A large number of people in the Chicagoland area are with their incumbent electricity provider, ComEd, and likely paying too much for electricity.
From, October 2015 through May 2016, ComEd is charging its customers $0.07006/kWh. If you’re in a two-bedroom apartment and using 1,000 kWh/month, you’re paying $70.06 (plus a fixed delivery fee) per month. If you’re in a four-bedroom house using 2,000 kWh/month, you’re paying $140.12 (plus delivery fee) per month.
If you just wanted the cheapest plan, you could be saving about 15% and if you wanted to go green with 100% renewable energy, you could still be saving 5% compared to your default ComEd rate.

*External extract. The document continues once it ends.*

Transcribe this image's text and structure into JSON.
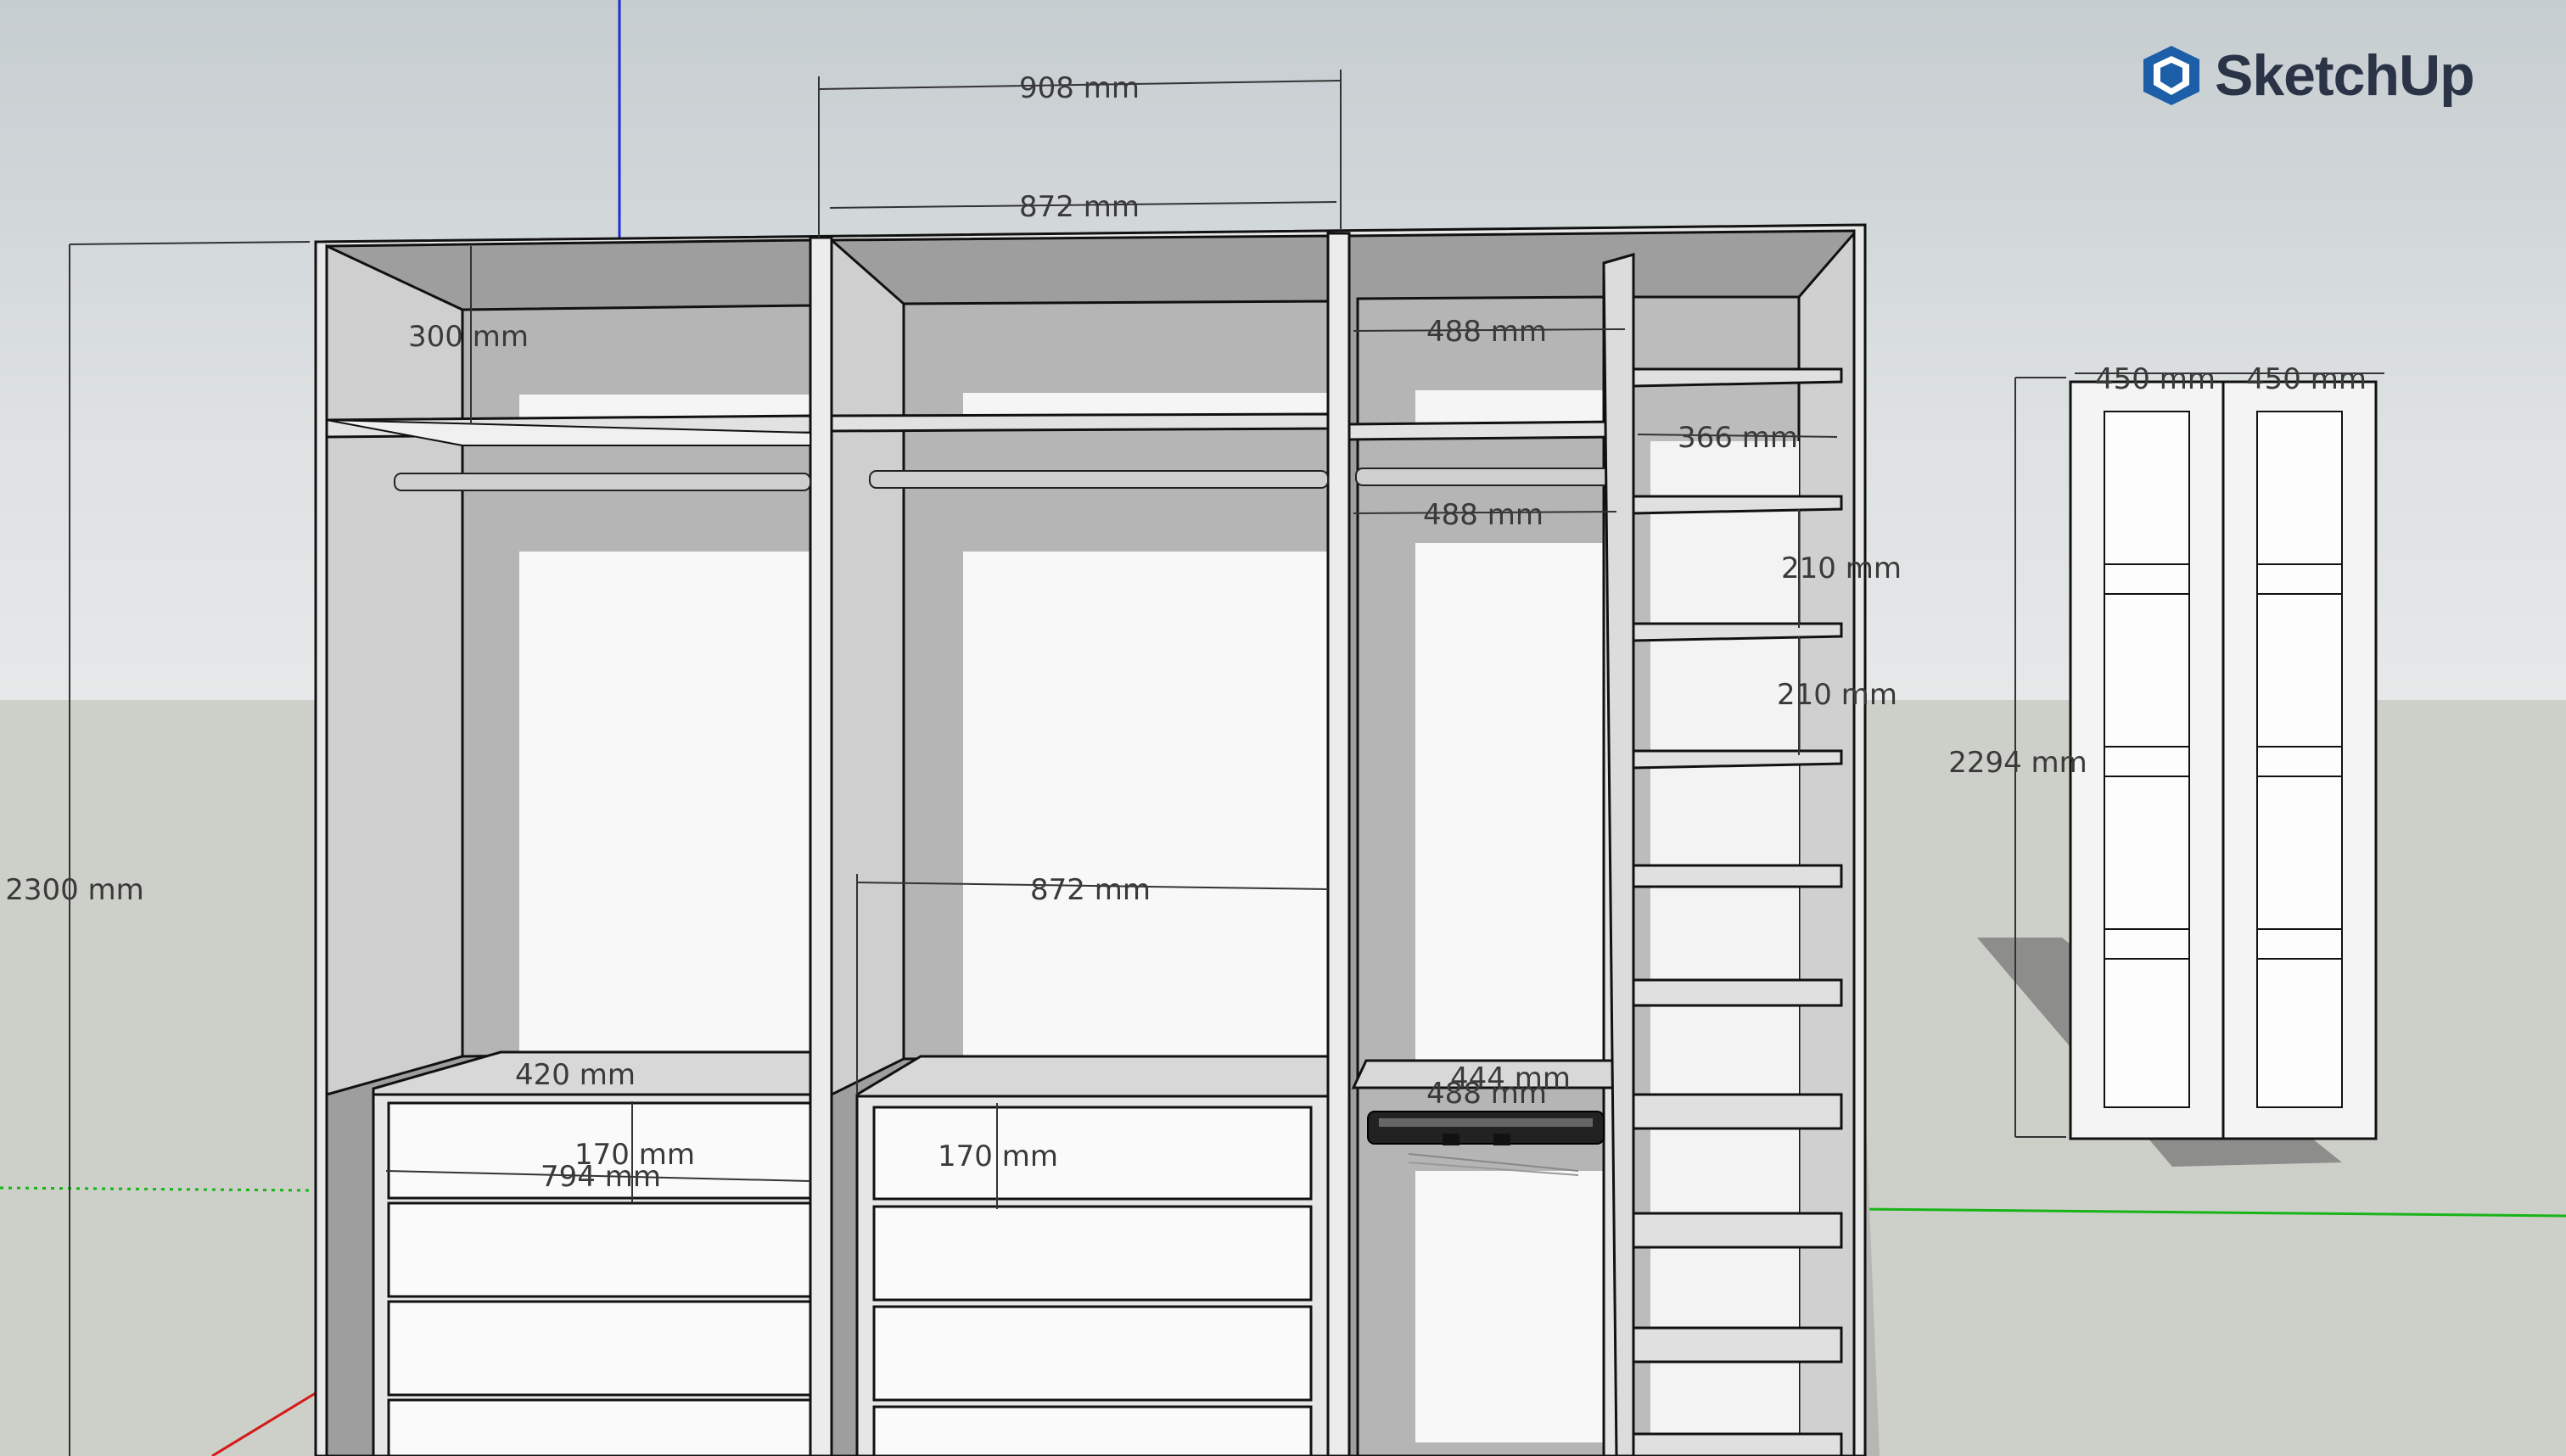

Energy Simply actively monitors the Illinois energy market including the nearly 80 plans available for Chicagoland residents as of early October and watches for the best deals for our customers. We automatically switch you to the cheapest electricity provider for your home based on applying our proprietary models to your own energy usage. Learn more at:https://www.energysimp.ly/how-it-works or sign-up at: https://www.energysimp.ly/users/sign_up.
Our company is primarily focused on saving Texas consumers money on their electricity. But we also have a unique offering in Illinois that makes up a smaller percentage of our business.
Anne was an early adopter of the Energy Simply offering and she has been so pleased with our concept that she’s offered to provide customer testimony for marketing. When I first told Anne about our company I wasn’t sure I would have much chance of gaining her business. Her residence is a small, energy-efficient apartment in Chicago so her electricity use is extremely low. But what struck a chord with Anne wasn’t the money she could save – it was the convenient, no-risk way we could guarantee her the cheapest 100% renewable electricity. She’d carried the guilt around for months and months – knowing she could be buying energy produced from wind and solar, but not knowing where to start or how to avoid paying too much. Energy Simply provided the solution and now Anne’s carbon footprint is smaller – and she’s saving a few bucks a month to boot!
To review – even if you’re in a small apartment, Energy Simply can:
-Help you save if the apartment is older/innefficient
-Lower your carbon footprint by getting you the cheapest 100% renewable
-Ensure you’ll avoid expensive variable rate pricing or hidden fees sometimes associated with renewables
Check out our explainer video or contact us to learn more.